Given information -

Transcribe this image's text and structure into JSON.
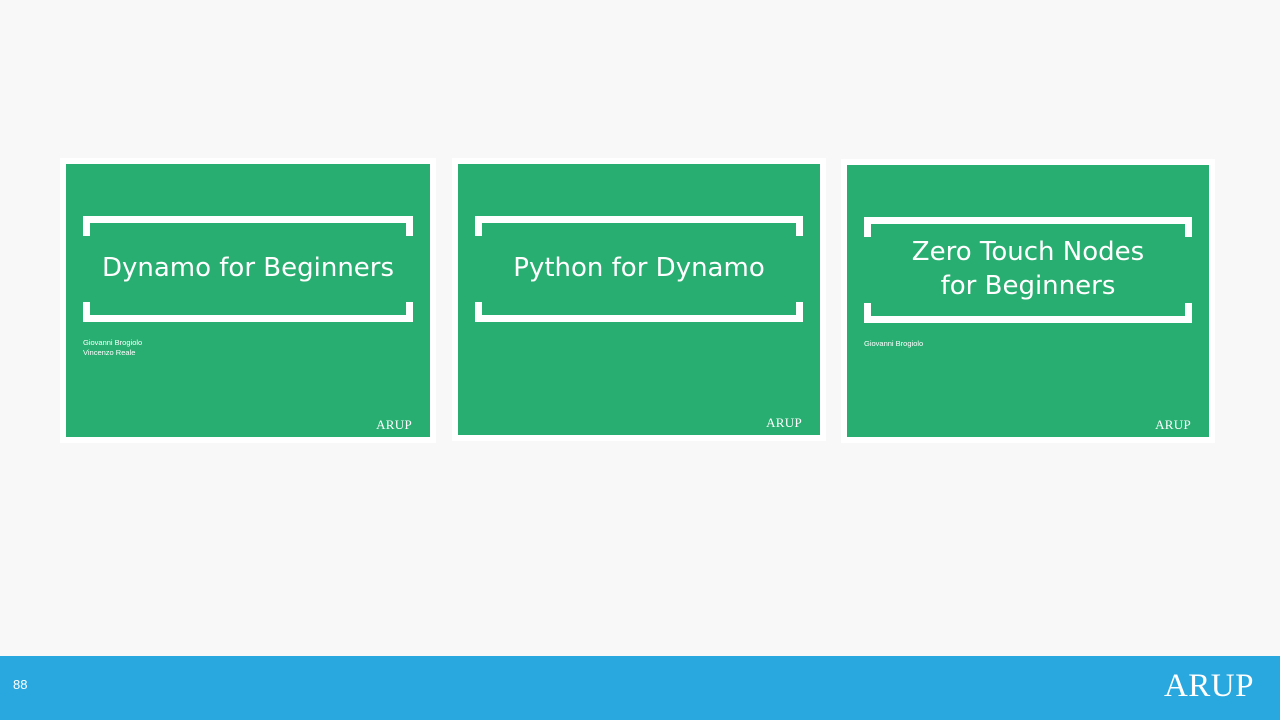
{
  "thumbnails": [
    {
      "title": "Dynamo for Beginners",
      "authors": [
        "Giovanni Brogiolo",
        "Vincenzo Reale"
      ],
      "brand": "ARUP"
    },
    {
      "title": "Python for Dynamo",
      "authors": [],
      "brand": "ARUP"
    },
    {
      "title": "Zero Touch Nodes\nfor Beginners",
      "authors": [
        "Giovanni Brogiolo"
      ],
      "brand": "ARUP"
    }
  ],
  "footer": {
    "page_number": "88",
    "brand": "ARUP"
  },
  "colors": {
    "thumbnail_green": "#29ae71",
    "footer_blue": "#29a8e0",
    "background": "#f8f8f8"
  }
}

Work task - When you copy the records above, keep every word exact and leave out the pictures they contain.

Task result -
Transcribe this image's text and structure into JSON.
{
  "thumbnails": [
    {
      "title": "Dynamo for Beginners",
      "authors": [
        "Giovanni Brogiolo",
        "Vincenzo Reale"
      ],
      "brand": "ARUP"
    },
    {
      "title": "Python for Dynamo",
      "authors": [],
      "brand": "ARUP"
    },
    {
      "title": "Zero Touch Nodes\nfor Beginners",
      "authors": [
        "Giovanni Brogiolo"
      ],
      "brand": "ARUP"
    }
  ],
  "footer": {
    "page_number": "88",
    "brand": "ARUP"
  },
  "colors": {
    "thumbnail_green": "#29ae71",
    "footer_blue": "#29a8e0",
    "background": "#f8f8f8"
  }
}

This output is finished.